TMX pipeline demonstrates dire need for regulatory reform
According to the Trans Mountain Corporation, the costs to complete the Trans Mountain Expansion (TMX) Pipeline project has ballooned to almost $31 billion or about six times higher than the estimated $5.4 billion when the project was proposed in 2013, with an estimated completion date of early next year. In the original proposal, oil was to start flowing in 2019, so besides being more expensive, it’s five years late.
How did things go so wrong? Given that the project is nearly built, it clearly wasn’t a lack of technology or engineering know-how. No mechanical disasters have made the news.
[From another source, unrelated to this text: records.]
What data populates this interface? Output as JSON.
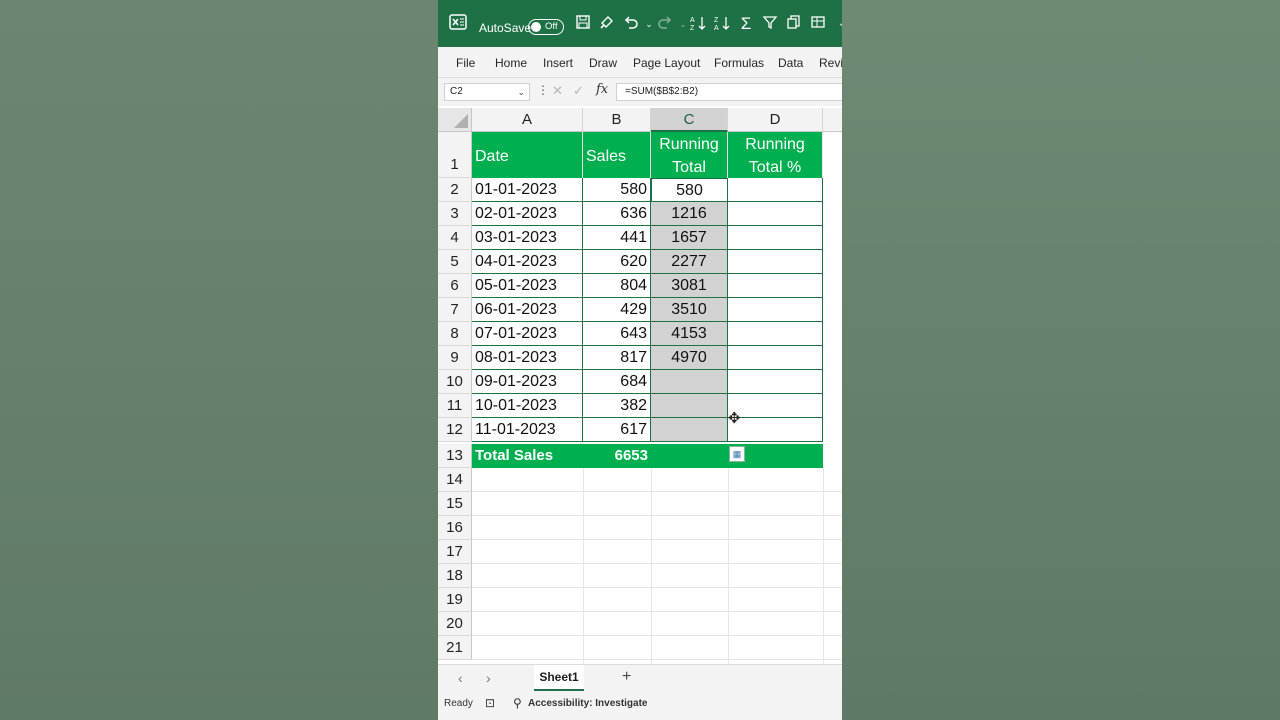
{
  "titlebar": {
    "autosave_label": "AutoSave",
    "autosave_state": "Off",
    "icons": [
      "excel-logo-icon",
      "save-icon",
      "format-painter-icon",
      "undo-icon",
      "redo-icon",
      "sort-ascending-icon",
      "sort-descending-icon",
      "autosum-icon",
      "filter-icon",
      "copy-icon",
      "table-icon"
    ]
  },
  "ribbon": {
    "tabs": [
      "File",
      "Home",
      "Insert",
      "Draw",
      "Page Layout",
      "Formulas",
      "Data",
      "Revi"
    ]
  },
  "formula_bar": {
    "name_box": "C2",
    "formula": "=SUM($B$2:B2)",
    "fx_label": "fx"
  },
  "columns": [
    "A",
    "B",
    "C",
    "D"
  ],
  "header_row": {
    "date": "Date",
    "sales": "Sales",
    "running_total_1": "Running",
    "running_total_2": "Total",
    "running_pct_1": "Running",
    "running_pct_2": "Total %"
  },
  "rows": [
    {
      "num": "2",
      "date": "01-01-2023",
      "sales": "580",
      "running": "580"
    },
    {
      "num": "3",
      "date": "02-01-2023",
      "sales": "636",
      "running": "1216"
    },
    {
      "num": "4",
      "date": "03-01-2023",
      "sales": "441",
      "running": "1657"
    },
    {
      "num": "5",
      "date": "04-01-2023",
      "sales": "620",
      "running": "2277"
    },
    {
      "num": "6",
      "date": "05-01-2023",
      "sales": "804",
      "running": "3081"
    },
    {
      "num": "7",
      "date": "06-01-2023",
      "sales": "429",
      "running": "3510"
    },
    {
      "num": "8",
      "date": "07-01-2023",
      "sales": "643",
      "running": "4153"
    },
    {
      "num": "9",
      "date": "08-01-2023",
      "sales": "817",
      "running": "4970"
    },
    {
      "num": "10",
      "date": "09-01-2023",
      "sales": "684",
      "running": ""
    },
    {
      "num": "11",
      "date": "10-01-2023",
      "sales": "382",
      "running": ""
    },
    {
      "num": "12",
      "date": "11-01-2023",
      "sales": "617",
      "running": ""
    }
  ],
  "total_row": {
    "num": "13",
    "label": "Total Sales",
    "value": "6653"
  },
  "empty_rows": [
    "1",
    "14",
    "15",
    "16",
    "17",
    "18",
    "19",
    "20",
    "21"
  ],
  "sheet_tabs": {
    "active": "Sheet1",
    "add": "+"
  },
  "status": {
    "ready": "Ready",
    "accessibility": "Accessibility: Investigate"
  },
  "colors": {
    "header_green": "#00b050",
    "title_green": "#1e7145",
    "selection_gray": "#d2d2d2"
  }
}
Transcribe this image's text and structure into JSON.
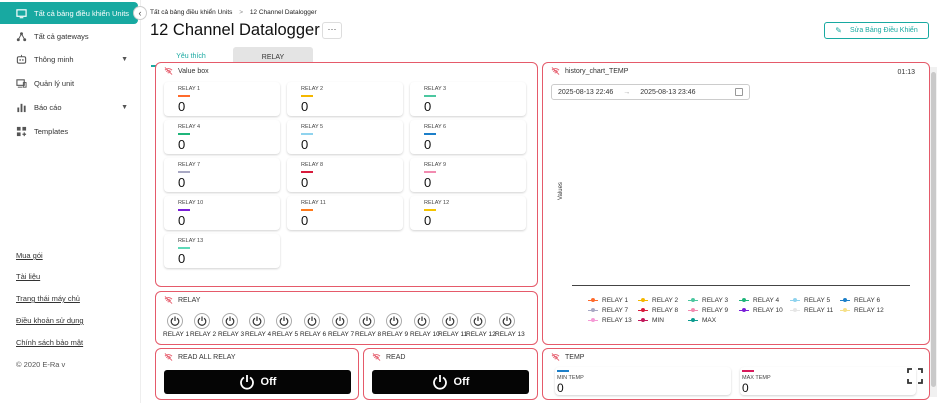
{
  "sidebar": {
    "items": [
      {
        "label": "Tất cả bảng điều khiển Units",
        "icon": "dashboard-icon",
        "active": true
      },
      {
        "label": "Tất cả gateways",
        "icon": "gateway-icon"
      },
      {
        "label": "Thông minh",
        "icon": "automation-icon",
        "has_chevron": true
      },
      {
        "label": "Quản lý unit",
        "icon": "unit-icon"
      },
      {
        "label": "Báo cáo",
        "icon": "report-icon",
        "has_chevron": true
      },
      {
        "label": "Templates",
        "icon": "templates-icon"
      }
    ],
    "footer_links": [
      "Mua gói",
      "Tài liệu",
      "Trang thái máy chủ",
      "Điều khoản sử dụng",
      "Chính sách bảo mật"
    ],
    "copyright": "© 2020 E-Ra v",
    "collapse_glyph": "‹"
  },
  "header": {
    "breadcrumb": [
      "Tất cả bảng điều khiển Units",
      "12 Channel Datalogger"
    ],
    "breadcrumb_sep": ">",
    "title": "12 Channel Datalogger",
    "more_glyph": "···",
    "edit_label": "Sửa Bảng Điều Khiển"
  },
  "tabs": [
    {
      "label": "Yêu thích",
      "active": true
    },
    {
      "label": "RELAY",
      "active": false
    }
  ],
  "value_box": {
    "title": "Value box",
    "items": [
      {
        "label": "RELAY 1",
        "value": "0",
        "color": "#ff6b2c"
      },
      {
        "label": "RELAY 2",
        "value": "0",
        "color": "#f5b800"
      },
      {
        "label": "RELAY 3",
        "value": "0",
        "color": "#4cc7a0"
      },
      {
        "label": "RELAY 4",
        "value": "0",
        "color": "#1fb57a"
      },
      {
        "label": "RELAY 5",
        "value": "0",
        "color": "#8fd3ee"
      },
      {
        "label": "RELAY 6",
        "value": "0",
        "color": "#1c7fc9"
      },
      {
        "label": "RELAY 7",
        "value": "0",
        "color": "#a9a9c4"
      },
      {
        "label": "RELAY 8",
        "value": "0",
        "color": "#d81b3c"
      },
      {
        "label": "RELAY 9",
        "value": "0",
        "color": "#f28bb0"
      },
      {
        "label": "RELAY 10",
        "value": "0",
        "color": "#7a1fd8"
      },
      {
        "label": "RELAY 11",
        "value": "0",
        "color": "#ff7a1a"
      },
      {
        "label": "RELAY 12",
        "value": "0",
        "color": "#f5c400"
      },
      {
        "label": "RELAY 13",
        "value": "0",
        "color": "#5ed9b8"
      }
    ]
  },
  "relay_panel": {
    "title": "RELAY",
    "labels": [
      "RELAY 1",
      "RELAY 2",
      "RELAY 3",
      "RELAY 4",
      "RELAY 5",
      "RELAY 6",
      "RELAY 7",
      "RELAY 8",
      "RELAY 9",
      "RELAY 10",
      "RELAY 11",
      "RELAY 12",
      "RELAY 13"
    ]
  },
  "read_all": {
    "title": "READ ALL RELAY",
    "button_label": "Off"
  },
  "read": {
    "title": "READ",
    "button_label": "Off"
  },
  "history_chart": {
    "title": "history_chart_TEMP",
    "time": "01:13",
    "date_from": "2025-08-13 22:46",
    "date_to": "2025-08-13 23:46",
    "date_arrow": "→",
    "ylabel": "Values"
  },
  "chart_data": {
    "type": "line",
    "title": "history_chart_TEMP",
    "ylabel": "Values",
    "series": [
      {
        "name": "RELAY 1",
        "values": [],
        "color": "#ff6b2c"
      },
      {
        "name": "RELAY 2",
        "values": [],
        "color": "#f5b800"
      },
      {
        "name": "RELAY 3",
        "values": [],
        "color": "#4cc7a0"
      },
      {
        "name": "RELAY 4",
        "values": [],
        "color": "#1fb57a"
      },
      {
        "name": "RELAY 5",
        "values": [],
        "color": "#8fd3ee"
      },
      {
        "name": "RELAY 6",
        "values": [],
        "color": "#1c7fc9"
      },
      {
        "name": "RELAY 7",
        "values": [],
        "color": "#a9a9c4"
      },
      {
        "name": "RELAY 8",
        "values": [],
        "color": "#d81b3c"
      },
      {
        "name": "RELAY 9",
        "values": [],
        "color": "#f28bb0"
      },
      {
        "name": "RELAY 10",
        "values": [],
        "color": "#7a1fd8"
      },
      {
        "name": "RELAY 11",
        "values": [],
        "color": "#e6e6e6"
      },
      {
        "name": "RELAY 12",
        "values": [],
        "color": "#f5e08a"
      },
      {
        "name": "RELAY 13",
        "values": [],
        "color": "#f59bd6"
      },
      {
        "name": "MIN",
        "values": [],
        "color": "#c2185b"
      },
      {
        "name": "MAX",
        "values": [],
        "color": "#0d9b8f"
      }
    ],
    "legend_position": "bottom",
    "grid": false
  },
  "temp": {
    "title": "TEMP",
    "items": [
      {
        "label": "MIN TEMP",
        "value": "0",
        "color": "#1c7fc9"
      },
      {
        "label": "MAX TEMP",
        "value": "0",
        "color": "#d81b5c"
      }
    ]
  },
  "colors": {
    "accent": "#18a9a1",
    "card_border": "#e55a6a"
  }
}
The physical construction challenges don’t seem to have been a problem. What seems to have caused costs to skyrocket are the costs of delay. The longer it takes to get something done, the more time there is for events to transpire and costs to inflate and change the initial calculus of an investment. And regulatory delays for TMX were abundant.
Let’s review. Trans Mountain submitted its application to the National Energy Board (NEB) on Dec. 16, 2013. It took 3 years (to May 29, 2016) for the (NEB) to rule on the TMX pipeline, and the NEB’s report, which set 157 conditions for approval, came in only months before construction was originally slated to commence. Did the NEB really require three years to review a single energy infrastructure project? The plan to physically build the thing was only expected to take two years. At the end of the three-year regulatory process, Kinder Morgan estimated the price tag had already increased $2 billion, boosting it to $7.4 billion.
Then, British Columbia’s government declared war on the pipeline and began to use “every tool at its disposal” to stop the project, which primarily involves delay and denial of construction permits by the province and localities in B.C. On Dec. 7, 2017, the NEB put an end to B.C. obstructionism but added another year-and-a-half worth of cost escalations onto those in the prior delay, and another couple of billion dollars to the cost estimate.
Even then, delays continued. In 2018, the Federal Court of Appeals rejected the federal government’s approval of the project, and the Trudeau government’s minister of natural resources required yet another environmental assessment, this one focused on shipping impacts on whale populations off B.C.’s coast. The minister also kicks off a new round of open-ended Indigenous consultations. In June 2019, six years after the project was first proposed, the federal government again approves the project.
At the end of the day, a relatively straightforward infrastructure project that was expected to take only two years to build—not rocket science—has taken more than 10 years to near-completion and cost five times as much as when it was proposed, largely because of regulatory delay.
That’s hard evidence of a profoundly dysfunctional regulatory process. And it’s a dysfunction that deters investment. According to the Fraser Institute’s annual survey on energy investment competitiveness in Canada and the United States, investors rated cost of regulatory compliance as the major policy factor that deters investment in Canada. Uncertainty about environmental regulations was also a deterrent to investment.
Without serious regulatory reform efforts, that involve expeditious time-delimited governmental review, Canada should get used to a world where it can’t get things built, because only insane investors would look at the TMX process and think, “I’d like to put my money into any project requiring significant construction in Canada.”